↓

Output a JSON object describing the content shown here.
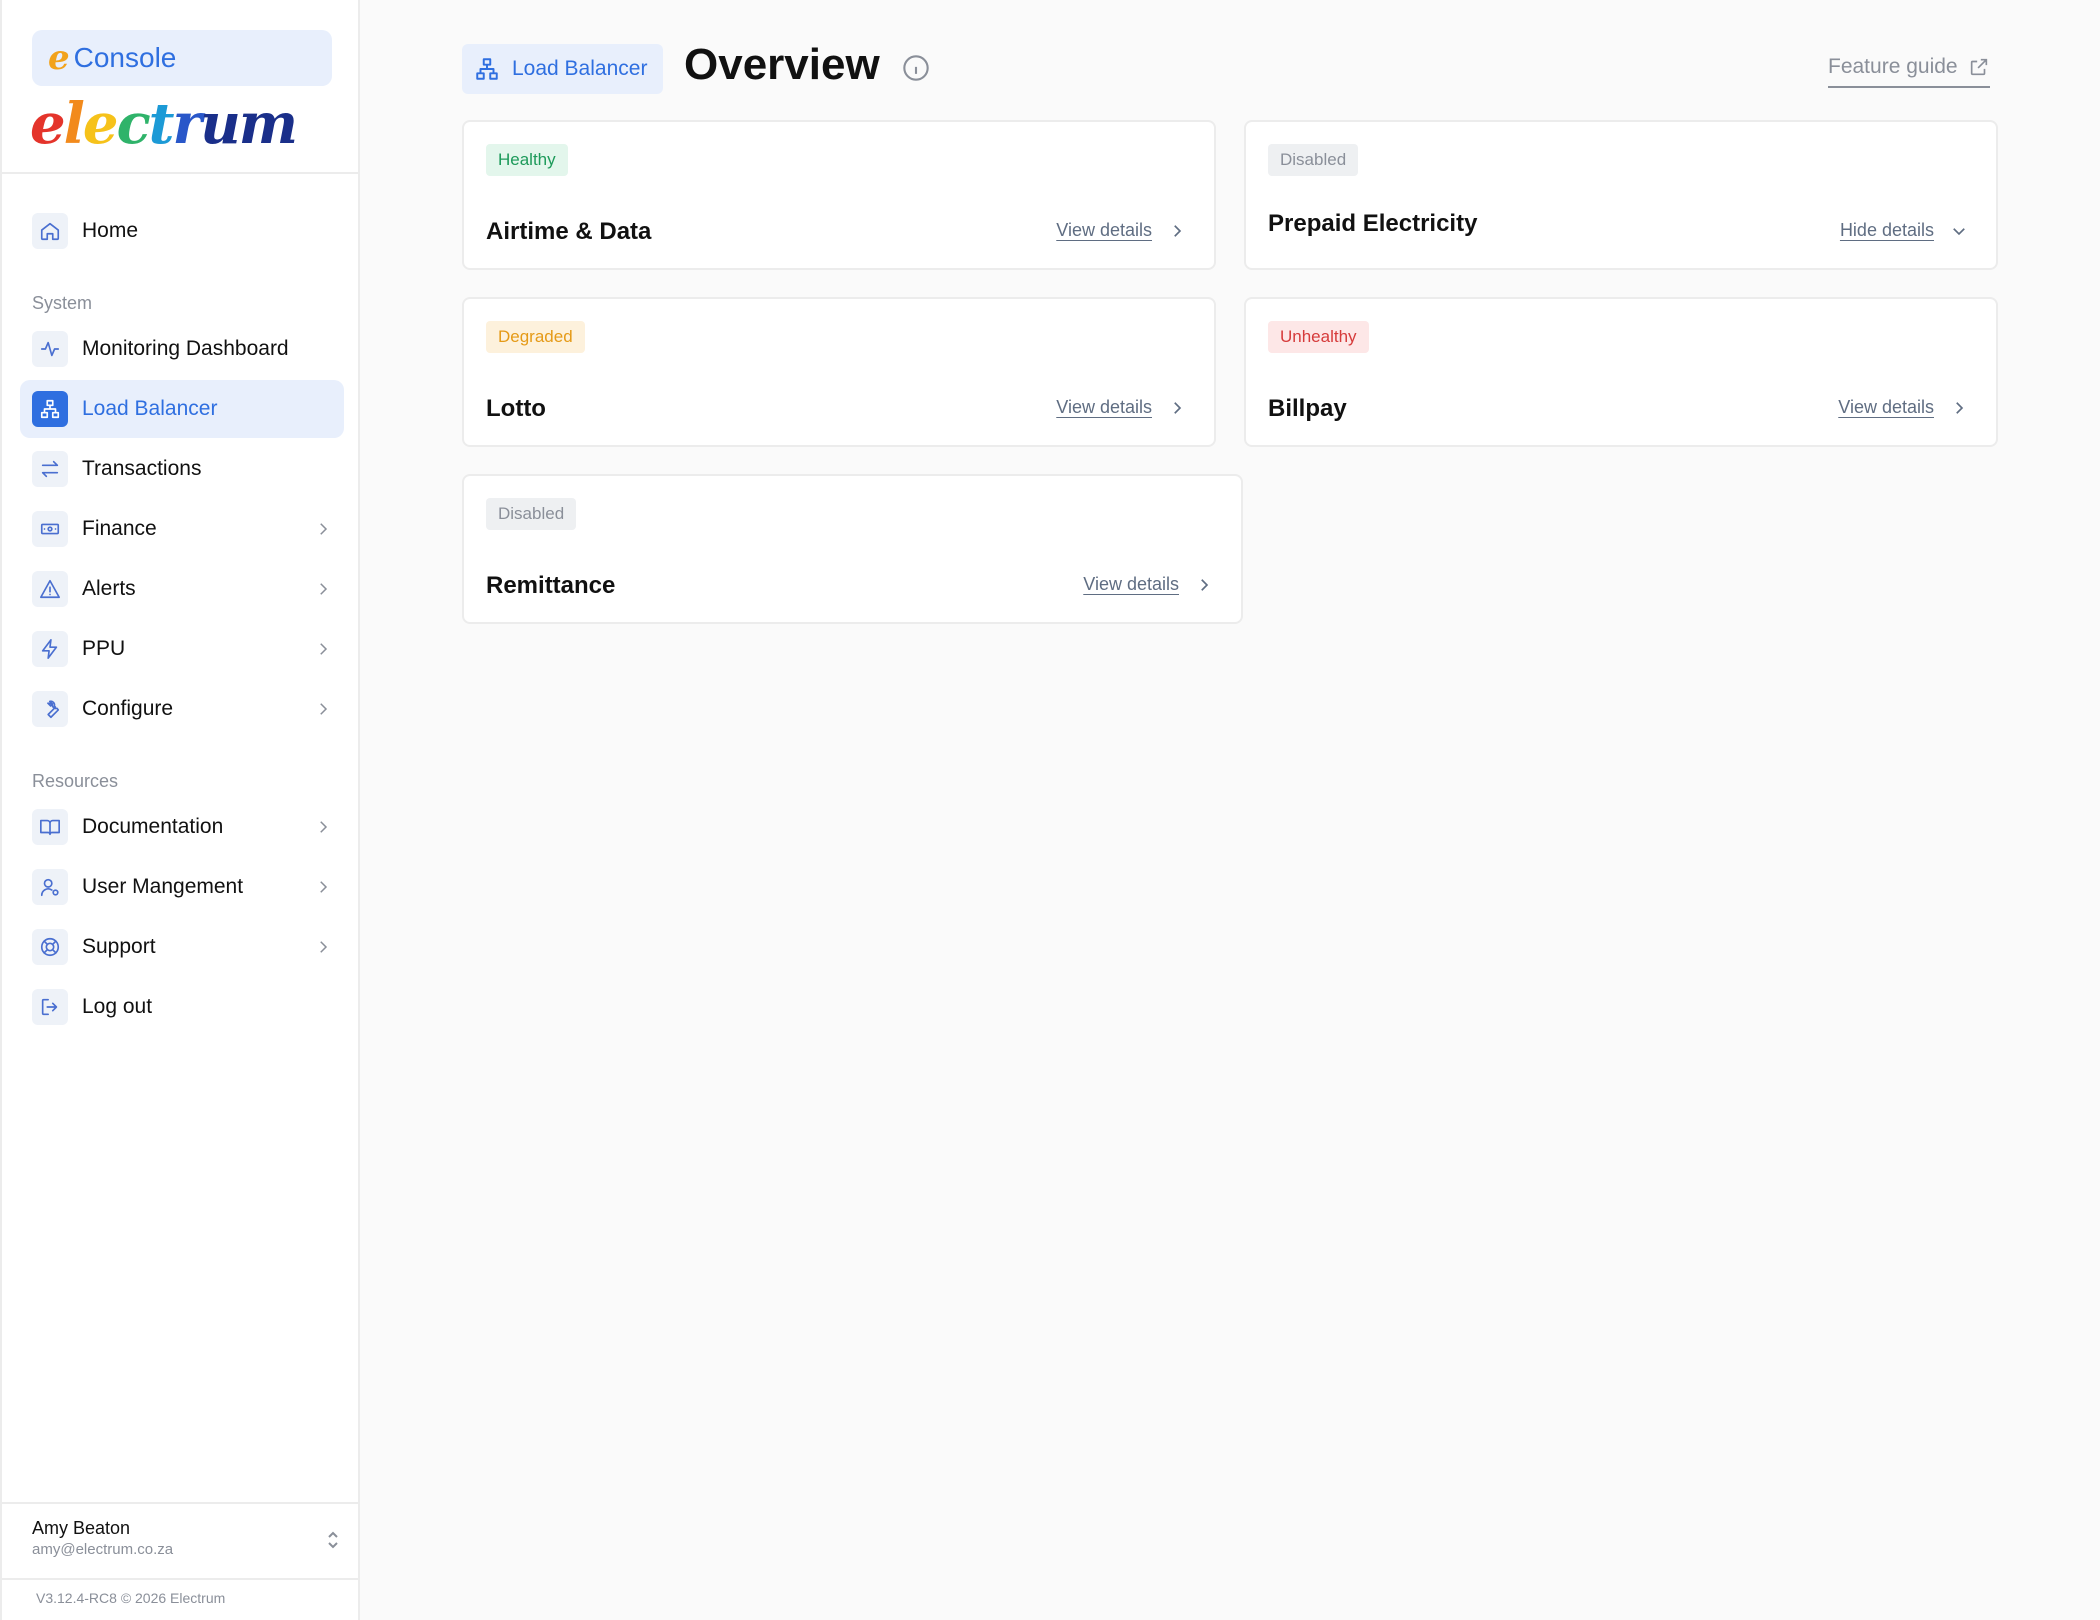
{
  "brand": {
    "console_label": "Console",
    "logo_text": "electrum",
    "logo_mark": "e"
  },
  "sidebar": {
    "home": {
      "label": "Home",
      "icon": "home-icon"
    },
    "system_label": "System",
    "system_items": [
      {
        "label": "Monitoring Dashboard",
        "icon": "activity-icon",
        "chevron": false
      },
      {
        "label": "Load Balancer",
        "icon": "network-icon",
        "chevron": false,
        "active": true
      },
      {
        "label": "Transactions",
        "icon": "transfer-icon",
        "chevron": false
      },
      {
        "label": "Finance",
        "icon": "banknote-icon",
        "chevron": true
      },
      {
        "label": "Alerts",
        "icon": "alert-triangle-icon",
        "chevron": true
      },
      {
        "label": "PPU",
        "icon": "lightning-icon",
        "chevron": true
      },
      {
        "label": "Configure",
        "icon": "wrench-icon",
        "chevron": true
      }
    ],
    "resources_label": "Resources",
    "resource_items": [
      {
        "label": "Documentation",
        "icon": "book-icon",
        "chevron": true
      },
      {
        "label": "User Mangement",
        "icon": "user-cog-icon",
        "chevron": true
      },
      {
        "label": "Support",
        "icon": "lifebuoy-icon",
        "chevron": true
      },
      {
        "label": "Log out",
        "icon": "logout-icon",
        "chevron": false
      }
    ],
    "user": {
      "name": "Amy Beaton",
      "email": "amy@electrum.co.za"
    },
    "version": "V3.12.4-RC8 © 2026 Electrum"
  },
  "header": {
    "breadcrumb": "Load Balancer",
    "title": "Overview",
    "feature_guide": "Feature guide"
  },
  "cards": [
    {
      "status": "Healthy",
      "status_kind": "healthy",
      "title": "Airtime & Data",
      "link": "View details",
      "expanded": false
    },
    {
      "status": "Disabled",
      "status_kind": "disabled",
      "title": "Prepaid Electricity",
      "link": "Hide details",
      "expanded": true
    },
    {
      "status": "Degraded",
      "status_kind": "degraded",
      "title": "Lotto",
      "link": "View details",
      "expanded": false
    },
    {
      "status": "Unhealthy",
      "status_kind": "unhealthy",
      "title": "Billpay",
      "link": "View details",
      "expanded": false
    },
    {
      "status": "Disabled",
      "status_kind": "disabled",
      "title": "Remittance",
      "link": "View details",
      "expanded": false
    }
  ],
  "colors": {
    "accent": "#2f6fe0",
    "healthy": "#1d9a5a",
    "degraded": "#e59a17",
    "unhealthy": "#d63b3b",
    "muted": "#8a8f99"
  }
}
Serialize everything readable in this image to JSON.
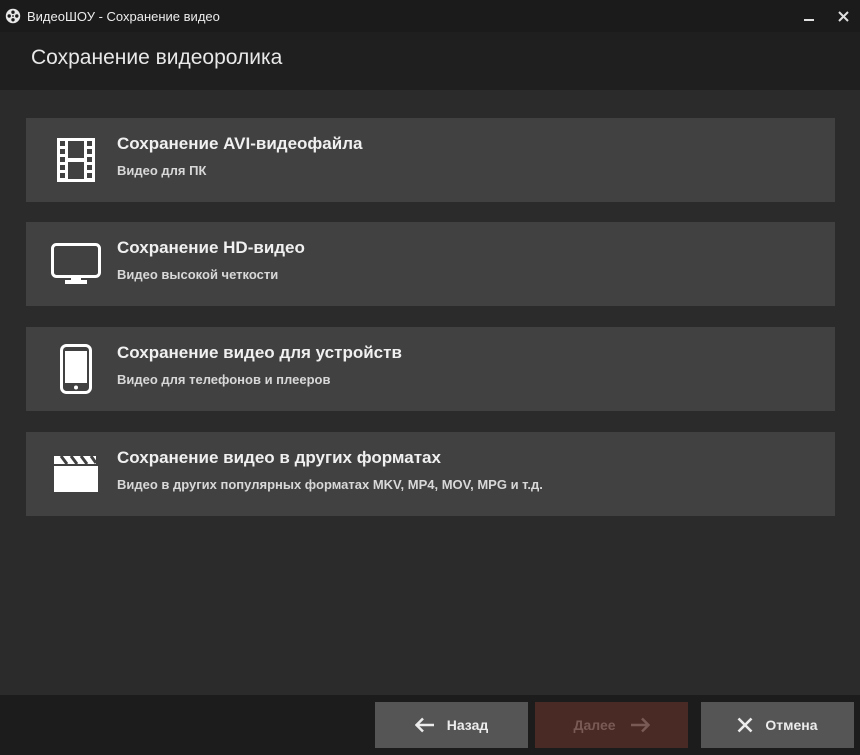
{
  "window": {
    "title": "ВидеоШОУ - Сохранение видео"
  },
  "header": {
    "title": "Сохранение видеоролика"
  },
  "options": [
    {
      "icon": "film-strip-icon",
      "title": "Сохранение AVI-видеофайла",
      "subtitle": "Видео для ПК"
    },
    {
      "icon": "monitor-icon",
      "title": "Сохранение HD-видео",
      "subtitle": "Видео высокой четкости"
    },
    {
      "icon": "smartphone-icon",
      "title": "Сохранение видео для устройств",
      "subtitle": "Видео для телефонов и плееров"
    },
    {
      "icon": "clapperboard-icon",
      "title": "Сохранение видео в других форматах",
      "subtitle": "Видео в других популярных форматах MKV, MP4, MOV, MPG и т.д."
    }
  ],
  "footer": {
    "back_label": "Назад",
    "next_label": "Далее",
    "cancel_label": "Отмена"
  },
  "colors": {
    "next_button_bg": "#4a2a24",
    "option_bg": "#414141",
    "header_bg": "#1f1f1f"
  }
}
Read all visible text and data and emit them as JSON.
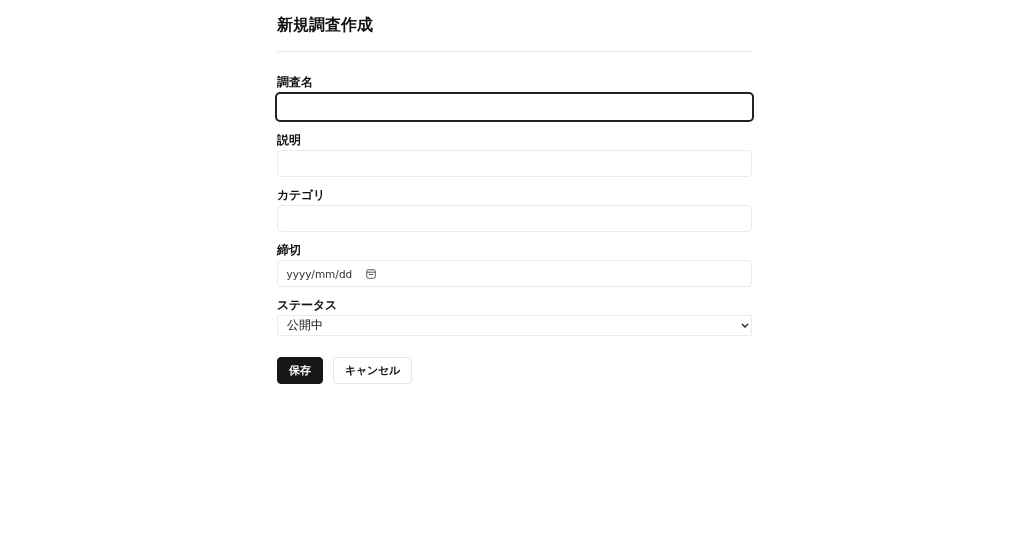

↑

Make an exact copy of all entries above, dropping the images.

**SOLVED PROBLEM**.
Output a JSON object describing the content shown here.
{
  "brand": {
    "console_label": "Console",
    "logo_text": "electrum",
    "logo_mark": "e"
  },
  "sidebar": {
    "home": {
      "label": "Home",
      "icon": "home-icon"
    },
    "system_label": "System",
    "system_items": [
      {
        "label": "Monitoring Dashboard",
        "icon": "activity-icon",
        "chevron": false
      },
      {
        "label": "Load Balancer",
        "icon": "network-icon",
        "chevron": false,
        "active": true
      },
      {
        "label": "Transactions",
        "icon": "transfer-icon",
        "chevron": false
      },
      {
        "label": "Finance",
        "icon": "banknote-icon",
        "chevron": true
      },
      {
        "label": "Alerts",
        "icon": "alert-triangle-icon",
        "chevron": true
      },
      {
        "label": "PPU",
        "icon": "lightning-icon",
        "chevron": true
      },
      {
        "label": "Configure",
        "icon": "wrench-icon",
        "chevron": true
      }
    ],
    "resources_label": "Resources",
    "resource_items": [
      {
        "label": "Documentation",
        "icon": "book-icon",
        "chevron": true
      },
      {
        "label": "User Mangement",
        "icon": "user-cog-icon",
        "chevron": true
      },
      {
        "label": "Support",
        "icon": "lifebuoy-icon",
        "chevron": true
      },
      {
        "label": "Log out",
        "icon": "logout-icon",
        "chevron": false
      }
    ],
    "user": {
      "name": "Amy Beaton",
      "email": "amy@electrum.co.za"
    },
    "version": "V3.12.4-RC8 © 2026 Electrum"
  },
  "header": {
    "breadcrumb": "Load Balancer",
    "title": "Overview",
    "feature_guide": "Feature guide"
  },
  "cards": [
    {
      "status": "Healthy",
      "status_kind": "healthy",
      "title": "Airtime & Data",
      "link": "View details",
      "expanded": false
    },
    {
      "status": "Disabled",
      "status_kind": "disabled",
      "title": "Prepaid Electricity",
      "link": "Hide details",
      "expanded": true
    },
    {
      "status": "Degraded",
      "status_kind": "degraded",
      "title": "Lotto",
      "link": "View details",
      "expanded": false
    },
    {
      "status": "Unhealthy",
      "status_kind": "unhealthy",
      "title": "Billpay",
      "link": "View details",
      "expanded": false
    },
    {
      "status": "Disabled",
      "status_kind": "disabled",
      "title": "Remittance",
      "link": "View details",
      "expanded": false
    }
  ],
  "colors": {
    "accent": "#2f6fe0",
    "healthy": "#1d9a5a",
    "degraded": "#e59a17",
    "unhealthy": "#d63b3b",
    "muted": "#8a8f99"
  }
}
Serialize everything readable in this image to JSON.
{
  "window": {
    "title": "ВидеоШОУ - Сохранение видео"
  },
  "header": {
    "title": "Сохранение видеоролика"
  },
  "options": [
    {
      "icon": "film-strip-icon",
      "title": "Сохранение AVI-видеофайла",
      "subtitle": "Видео для ПК"
    },
    {
      "icon": "monitor-icon",
      "title": "Сохранение HD-видео",
      "subtitle": "Видео высокой четкости"
    },
    {
      "icon": "smartphone-icon",
      "title": "Сохранение видео для устройств",
      "subtitle": "Видео для телефонов и плееров"
    },
    {
      "icon": "clapperboard-icon",
      "title": "Сохранение видео в других форматах",
      "subtitle": "Видео в других популярных форматах MKV, MP4, MOV, MPG и т.д."
    }
  ],
  "footer": {
    "back_label": "Назад",
    "next_label": "Далее",
    "cancel_label": "Отмена"
  },
  "colors": {
    "next_button_bg": "#4a2a24",
    "option_bg": "#414141",
    "header_bg": "#1f1f1f"
  }
}
Read all visible text and data and emit them as JSON.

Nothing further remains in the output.